Collected data entries
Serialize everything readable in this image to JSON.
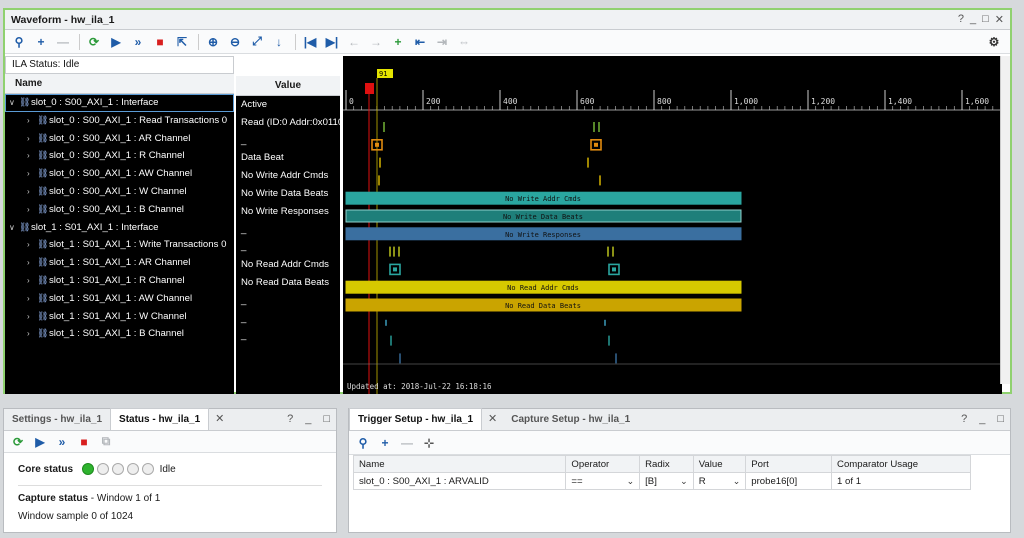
{
  "waveform": {
    "title": "Waveform - hw_ila_1",
    "window_controls": [
      "?",
      "_",
      "□",
      "✕"
    ],
    "ila_status": "ILA Status: Idle",
    "name_header": "Name",
    "value_header": "Value",
    "cursor_marker": "91",
    "updated_text": "Updated at: 2018-Jul-22 16:18:16",
    "rows": [
      {
        "name": "slot_0 : S00_AXI_1 : Interface",
        "value": "Active",
        "level": 0,
        "expanded": true
      },
      {
        "name": "slot_0 : S00_AXI_1 : Read Transactions 0",
        "value": "Read (ID:0 Addr:0x0110",
        "level": 1,
        "expanded": false
      },
      {
        "name": "slot_0 : S00_AXI_1 : AR Channel",
        "value": "_",
        "level": 1,
        "expanded": false
      },
      {
        "name": "slot_0 : S00_AXI_1 : R Channel",
        "value": "Data Beat",
        "level": 1,
        "expanded": false
      },
      {
        "name": "slot_0 : S00_AXI_1 : AW Channel",
        "value": "No Write Addr Cmds",
        "level": 1,
        "expanded": false
      },
      {
        "name": "slot_0 : S00_AXI_1 : W Channel",
        "value": "No Write Data Beats",
        "level": 1,
        "expanded": false
      },
      {
        "name": "slot_0 : S00_AXI_1 : B Channel",
        "value": "No Write Responses",
        "level": 1,
        "expanded": false
      },
      {
        "name": "slot_1 : S01_AXI_1 : Interface",
        "value": "_",
        "level": 0,
        "expanded": true
      },
      {
        "name": "slot_1 : S01_AXI_1 : Write Transactions 0",
        "value": "_",
        "level": 1,
        "expanded": false
      },
      {
        "name": "slot_1 : S01_AXI_1 : AR Channel",
        "value": "No Read Addr Cmds",
        "level": 1,
        "expanded": false
      },
      {
        "name": "slot_1 : S01_AXI_1 : R Channel",
        "value": "No Read Data Beats",
        "level": 1,
        "expanded": false
      },
      {
        "name": "slot_1 : S01_AXI_1 : AW Channel",
        "value": "_",
        "level": 1,
        "expanded": false
      },
      {
        "name": "slot_1 : S01_AXI_1 : W Channel",
        "value": "_",
        "level": 1,
        "expanded": false
      },
      {
        "name": "slot_1 : S01_AXI_1 : B Channel",
        "value": "_",
        "level": 1,
        "expanded": false
      }
    ],
    "ruler_ticks": [
      "0",
      "200",
      "400",
      "600",
      "800",
      "1,000",
      "1,200",
      "1,400",
      "1,600"
    ],
    "bus_labels": {
      "aw": "No Write Addr Cmds",
      "w": "No Write Data Beats",
      "b": "No Write Responses",
      "ar": "No Read Addr Cmds",
      "r": "No Read Data Beats"
    },
    "colors": {
      "teal": "#2aa6a0",
      "blue": "#3a6fa0",
      "yellow": "#d6c900",
      "marker_red": "#e01010",
      "orange": "#e08a10"
    }
  },
  "settings_panel": {
    "tab1": "Settings - hw_ila_1",
    "tab2": "Status - hw_ila_1",
    "core_status_label": "Core status",
    "core_status_value": "Idle",
    "capture_status_label": "Capture status",
    "capture_status_value": "Window 1 of 1",
    "window_sample": "Window sample 0 of 1024"
  },
  "trigger_panel": {
    "tab1": "Trigger Setup - hw_ila_1",
    "tab2": "Capture Setup - hw_ila_1",
    "columns": [
      "Name",
      "Operator",
      "Radix",
      "Value",
      "Port",
      "Comparator Usage"
    ],
    "row": {
      "name": "slot_0 : S00_AXI_1 : ARVALID",
      "operator": "==",
      "radix": "[B]",
      "value": "R",
      "port": "probe16[0]",
      "usage": "1 of 1"
    }
  }
}
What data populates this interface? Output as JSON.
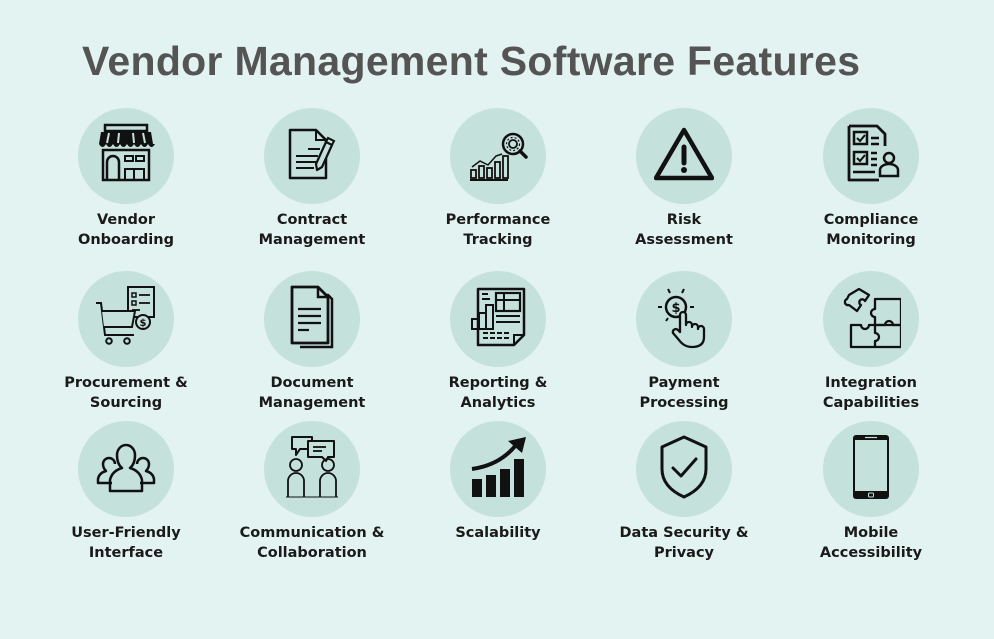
{
  "title": "Vendor Management Software Features",
  "colors": {
    "background": "#e3f3f1",
    "circle": "#c5e1dc",
    "title": "#545454",
    "label": "#1a1a1a",
    "icon": "#111111"
  },
  "features": [
    {
      "line1": "Vendor",
      "line2": "Onboarding",
      "icon": "storefront-icon"
    },
    {
      "line1": "Contract",
      "line2": "Management",
      "icon": "contract-pen-icon"
    },
    {
      "line1": "Performance",
      "line2": "Tracking",
      "icon": "chart-magnifier-icon"
    },
    {
      "line1": "Risk",
      "line2": "Assessment",
      "icon": "warning-triangle-icon"
    },
    {
      "line1": "Compliance",
      "line2": "Monitoring",
      "icon": "checklist-user-icon"
    },
    {
      "line1": "Procurement &",
      "line2": "Sourcing",
      "icon": "cart-invoice-icon"
    },
    {
      "line1": "Document",
      "line2": "Management",
      "icon": "documents-icon"
    },
    {
      "line1": "Reporting &",
      "line2": "Analytics",
      "icon": "report-icon"
    },
    {
      "line1": "Payment",
      "line2": "Processing",
      "icon": "coin-tap-icon"
    },
    {
      "line1": "Integration",
      "line2": "Capabilities",
      "icon": "puzzle-icon"
    },
    {
      "line1": "User-Friendly",
      "line2": "Interface",
      "icon": "users-icon"
    },
    {
      "line1": "Communication &",
      "line2": "Collaboration",
      "icon": "chat-people-icon"
    },
    {
      "line1": "Scalability",
      "line2": "",
      "icon": "growth-chart-icon"
    },
    {
      "line1": "Data Security &",
      "line2": "Privacy",
      "icon": "shield-check-icon"
    },
    {
      "line1": "Mobile",
      "line2": "Accessibility",
      "icon": "smartphone-icon"
    }
  ]
}
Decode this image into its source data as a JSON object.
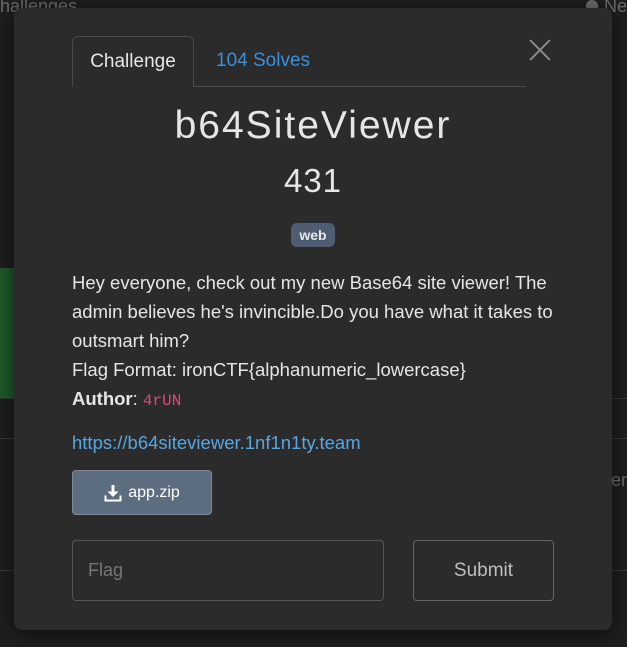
{
  "background": {
    "title_fragment": "hallenges",
    "new_fragment": "Ne",
    "right_fragment": "er"
  },
  "tabs": [
    {
      "label": "Challenge",
      "active": true
    },
    {
      "label": "104 Solves",
      "active": false
    }
  ],
  "challenge": {
    "name": "b64SiteViewer",
    "points": "431",
    "tag": "web",
    "description_line1": "Hey everyone, check out my new Base64 site viewer! The admin believes he's invincible.Do you have what it takes to outsmart him?",
    "flag_format": "Flag Format: ironCTF{alphanumeric_lowercase}",
    "author_label": "Author",
    "author_sep": ": ",
    "author_name": "4rUN",
    "link": "https://b64siteviewer.1nf1n1ty.team",
    "file_label": "app.zip"
  },
  "form": {
    "flag_placeholder": "Flag",
    "submit_label": "Submit"
  },
  "icons": {
    "close": "close-icon",
    "download": "download-icon",
    "bell": "bell-icon"
  },
  "colors": {
    "modal_bg": "#2b2b2b",
    "link": "#58a6e0",
    "tab_link": "#3d8fd6",
    "author": "#e0457b",
    "tag_bg": "#4e5d72",
    "file_button": "#5d6d80"
  }
}
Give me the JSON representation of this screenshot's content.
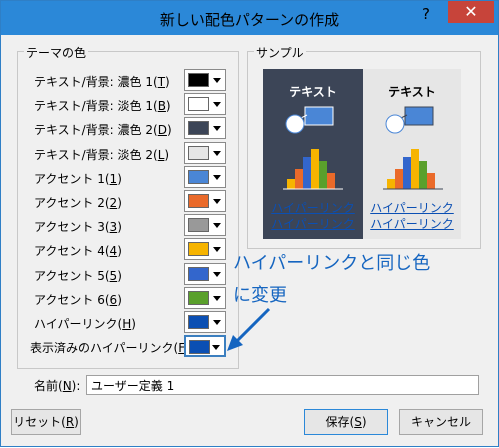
{
  "window": {
    "title": "新しい配色パターンの作成",
    "help": "?",
    "close": "✕"
  },
  "theme_colors": {
    "title": "テーマの色",
    "rows": [
      {
        "label": "テキスト/背景: 濃色 1(",
        "key": "T",
        "suffix": ")",
        "color": "#000000"
      },
      {
        "label": "テキスト/背景: 淡色 1(",
        "key": "B",
        "suffix": ")",
        "color": "#ffffff"
      },
      {
        "label": "テキスト/背景: 濃色 2(",
        "key": "D",
        "suffix": ")",
        "color": "#3c4557"
      },
      {
        "label": "テキスト/背景: 淡色 2(",
        "key": "L",
        "suffix": ")",
        "color": "#e6e6e6"
      },
      {
        "label": "アクセント 1(",
        "key": "1",
        "suffix": ")",
        "color": "#4a86d6"
      },
      {
        "label": "アクセント 2(",
        "key": "2",
        "suffix": ")",
        "color": "#ea6a2a"
      },
      {
        "label": "アクセント 3(",
        "key": "3",
        "suffix": ")",
        "color": "#999999"
      },
      {
        "label": "アクセント 4(",
        "key": "4",
        "suffix": ")",
        "color": "#f6b400"
      },
      {
        "label": "アクセント 5(",
        "key": "5",
        "suffix": ")",
        "color": "#3366cc"
      },
      {
        "label": "アクセント 6(",
        "key": "6",
        "suffix": ")",
        "color": "#5aa02c"
      },
      {
        "label": "ハイパーリンク(",
        "key": "H",
        "suffix": ")",
        "color": "#0b4fb3"
      },
      {
        "label": "表示済みのハイパーリンク(",
        "key": "F",
        "suffix": ")",
        "color": "#0b4fb3"
      }
    ]
  },
  "sample": {
    "title": "サンプル",
    "dark_text": "テキスト",
    "light_text": "テキスト",
    "link1": "ハイパーリンク",
    "link2": "ハイパーリンク"
  },
  "callout": {
    "line1": "ハイパーリンクと同じ色",
    "line2": "に変更"
  },
  "name_field": {
    "label": "名前(",
    "key": "N",
    "suffix": "):",
    "value": "ユーザー定義 1"
  },
  "buttons": {
    "reset": {
      "label": "リセット(",
      "key": "R",
      "suffix": ")"
    },
    "save": {
      "label": "保存(",
      "key": "S",
      "suffix": ")"
    },
    "cancel": "キャンセル"
  }
}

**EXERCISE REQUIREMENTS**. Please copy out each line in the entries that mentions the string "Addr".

**YOUR RESPONSE**.
        "value": "Read (ID:0 Addr:0x0110",
        "value": "No Write Addr Cmds",
        "value": "No Read Addr Cmds",
      "aw": "No Write Addr Cmds",
      "ar": "No Read Addr Cmds",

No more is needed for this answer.